** TO DO **
The required result is each line of the entries below containing the string "Lien".

** EXCERPTED RECORDS **
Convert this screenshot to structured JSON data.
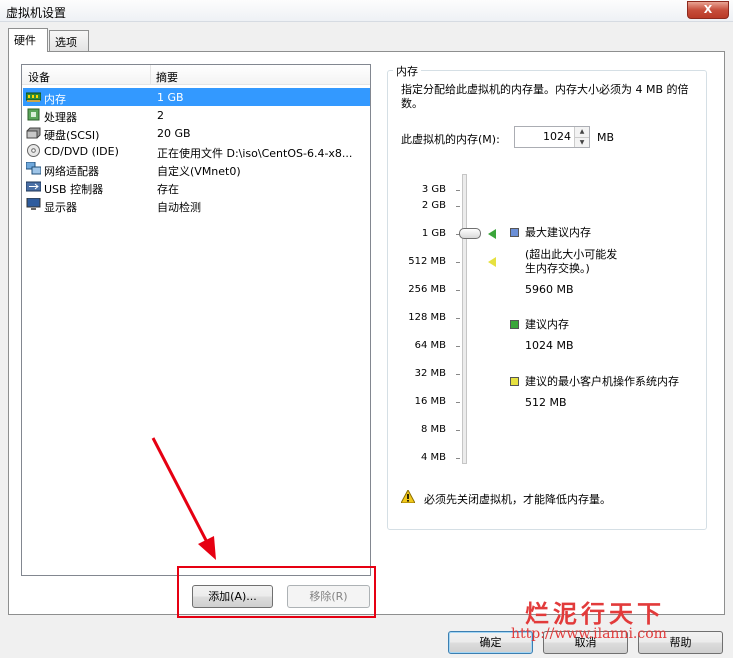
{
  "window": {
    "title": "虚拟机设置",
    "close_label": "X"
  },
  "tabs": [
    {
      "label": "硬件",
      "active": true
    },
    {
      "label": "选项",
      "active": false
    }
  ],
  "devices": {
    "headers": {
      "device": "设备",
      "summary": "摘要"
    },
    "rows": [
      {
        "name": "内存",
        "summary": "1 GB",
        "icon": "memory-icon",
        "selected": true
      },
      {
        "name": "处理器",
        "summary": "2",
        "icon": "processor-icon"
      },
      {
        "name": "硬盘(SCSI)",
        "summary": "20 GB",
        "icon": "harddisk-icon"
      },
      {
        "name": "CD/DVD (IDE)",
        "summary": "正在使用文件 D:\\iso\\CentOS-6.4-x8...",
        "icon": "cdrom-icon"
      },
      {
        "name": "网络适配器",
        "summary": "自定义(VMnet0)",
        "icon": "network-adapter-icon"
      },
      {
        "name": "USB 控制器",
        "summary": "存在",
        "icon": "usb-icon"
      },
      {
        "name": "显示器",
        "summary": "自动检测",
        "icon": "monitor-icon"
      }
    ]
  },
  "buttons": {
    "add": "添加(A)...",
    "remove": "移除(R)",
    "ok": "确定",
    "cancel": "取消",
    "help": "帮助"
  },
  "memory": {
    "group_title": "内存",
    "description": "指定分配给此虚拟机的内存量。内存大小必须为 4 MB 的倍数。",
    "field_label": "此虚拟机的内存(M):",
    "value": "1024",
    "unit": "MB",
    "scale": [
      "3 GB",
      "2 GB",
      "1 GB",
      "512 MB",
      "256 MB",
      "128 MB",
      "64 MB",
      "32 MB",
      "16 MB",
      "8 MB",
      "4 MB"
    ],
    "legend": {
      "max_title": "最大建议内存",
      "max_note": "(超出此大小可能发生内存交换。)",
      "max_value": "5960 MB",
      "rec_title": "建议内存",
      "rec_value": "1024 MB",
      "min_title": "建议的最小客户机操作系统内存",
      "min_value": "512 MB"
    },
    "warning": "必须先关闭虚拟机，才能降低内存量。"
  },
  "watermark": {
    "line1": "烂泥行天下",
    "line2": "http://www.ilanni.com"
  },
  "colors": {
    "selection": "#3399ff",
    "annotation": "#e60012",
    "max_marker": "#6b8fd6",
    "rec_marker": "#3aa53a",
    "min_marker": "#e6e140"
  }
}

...

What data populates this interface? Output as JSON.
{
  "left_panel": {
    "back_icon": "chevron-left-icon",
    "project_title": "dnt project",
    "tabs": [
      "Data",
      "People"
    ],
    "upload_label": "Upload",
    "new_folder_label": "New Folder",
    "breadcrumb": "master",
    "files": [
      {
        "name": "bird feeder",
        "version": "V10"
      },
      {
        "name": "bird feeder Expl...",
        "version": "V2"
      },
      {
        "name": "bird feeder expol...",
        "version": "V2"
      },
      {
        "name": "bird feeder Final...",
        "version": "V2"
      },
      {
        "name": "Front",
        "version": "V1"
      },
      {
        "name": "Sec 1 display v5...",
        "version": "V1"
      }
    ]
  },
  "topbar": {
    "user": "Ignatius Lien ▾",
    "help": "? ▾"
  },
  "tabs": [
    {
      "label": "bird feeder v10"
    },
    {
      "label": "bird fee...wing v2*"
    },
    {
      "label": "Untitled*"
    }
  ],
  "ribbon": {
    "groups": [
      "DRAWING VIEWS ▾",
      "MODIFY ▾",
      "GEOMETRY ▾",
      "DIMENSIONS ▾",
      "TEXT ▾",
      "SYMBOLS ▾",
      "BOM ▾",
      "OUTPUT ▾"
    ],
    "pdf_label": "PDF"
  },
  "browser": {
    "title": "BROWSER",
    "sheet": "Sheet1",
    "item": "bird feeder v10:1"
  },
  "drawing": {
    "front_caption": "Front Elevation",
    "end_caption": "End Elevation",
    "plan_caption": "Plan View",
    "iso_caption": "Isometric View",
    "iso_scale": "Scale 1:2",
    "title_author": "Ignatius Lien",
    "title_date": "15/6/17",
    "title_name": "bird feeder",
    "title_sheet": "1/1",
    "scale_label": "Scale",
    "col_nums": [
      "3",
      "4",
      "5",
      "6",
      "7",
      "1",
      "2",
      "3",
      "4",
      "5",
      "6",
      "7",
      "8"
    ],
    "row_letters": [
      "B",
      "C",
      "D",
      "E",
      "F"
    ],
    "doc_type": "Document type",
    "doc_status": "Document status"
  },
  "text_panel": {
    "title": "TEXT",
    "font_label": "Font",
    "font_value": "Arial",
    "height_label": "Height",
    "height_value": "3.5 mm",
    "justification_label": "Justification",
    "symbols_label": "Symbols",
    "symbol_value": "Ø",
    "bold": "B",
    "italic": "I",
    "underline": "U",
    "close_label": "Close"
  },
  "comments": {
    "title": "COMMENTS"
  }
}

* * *

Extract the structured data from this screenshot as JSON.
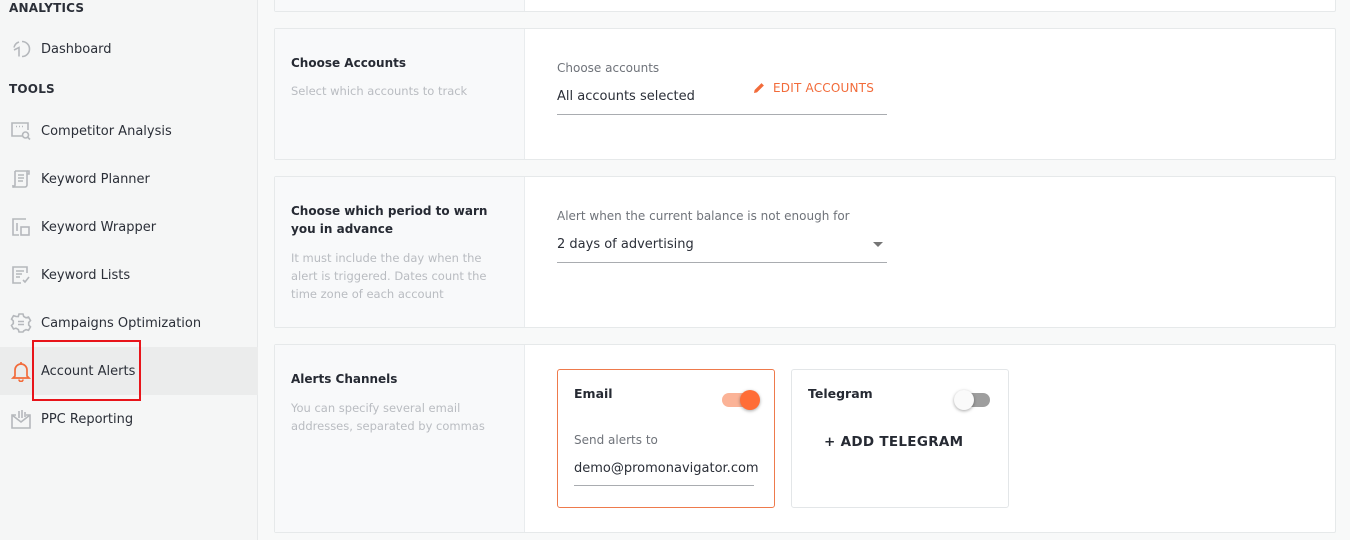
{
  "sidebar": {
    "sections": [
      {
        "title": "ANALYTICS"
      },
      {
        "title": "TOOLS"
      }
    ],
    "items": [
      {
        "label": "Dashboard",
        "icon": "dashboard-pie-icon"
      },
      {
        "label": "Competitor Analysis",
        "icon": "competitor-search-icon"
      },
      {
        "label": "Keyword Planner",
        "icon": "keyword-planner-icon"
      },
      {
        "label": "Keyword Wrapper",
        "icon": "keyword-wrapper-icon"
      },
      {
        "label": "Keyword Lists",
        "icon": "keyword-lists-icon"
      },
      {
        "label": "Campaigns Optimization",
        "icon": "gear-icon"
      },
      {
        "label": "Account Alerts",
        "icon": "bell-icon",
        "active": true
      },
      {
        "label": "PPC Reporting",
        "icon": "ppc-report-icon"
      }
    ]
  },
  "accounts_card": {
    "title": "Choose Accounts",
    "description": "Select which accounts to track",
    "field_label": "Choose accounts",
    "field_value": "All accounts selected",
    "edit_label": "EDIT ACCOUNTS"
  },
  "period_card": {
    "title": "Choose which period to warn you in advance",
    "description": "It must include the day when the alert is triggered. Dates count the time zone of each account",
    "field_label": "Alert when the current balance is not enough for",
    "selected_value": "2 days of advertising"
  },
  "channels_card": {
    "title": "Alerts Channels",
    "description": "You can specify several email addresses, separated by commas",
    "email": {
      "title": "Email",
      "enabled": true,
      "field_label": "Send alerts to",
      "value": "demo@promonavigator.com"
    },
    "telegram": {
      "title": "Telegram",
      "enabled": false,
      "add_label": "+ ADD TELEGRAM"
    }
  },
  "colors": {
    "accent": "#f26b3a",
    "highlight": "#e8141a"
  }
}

** WORKED SOLUTION **
    "user": "Ignatius Lien ▾",
    "title_author": "Ignatius Lien",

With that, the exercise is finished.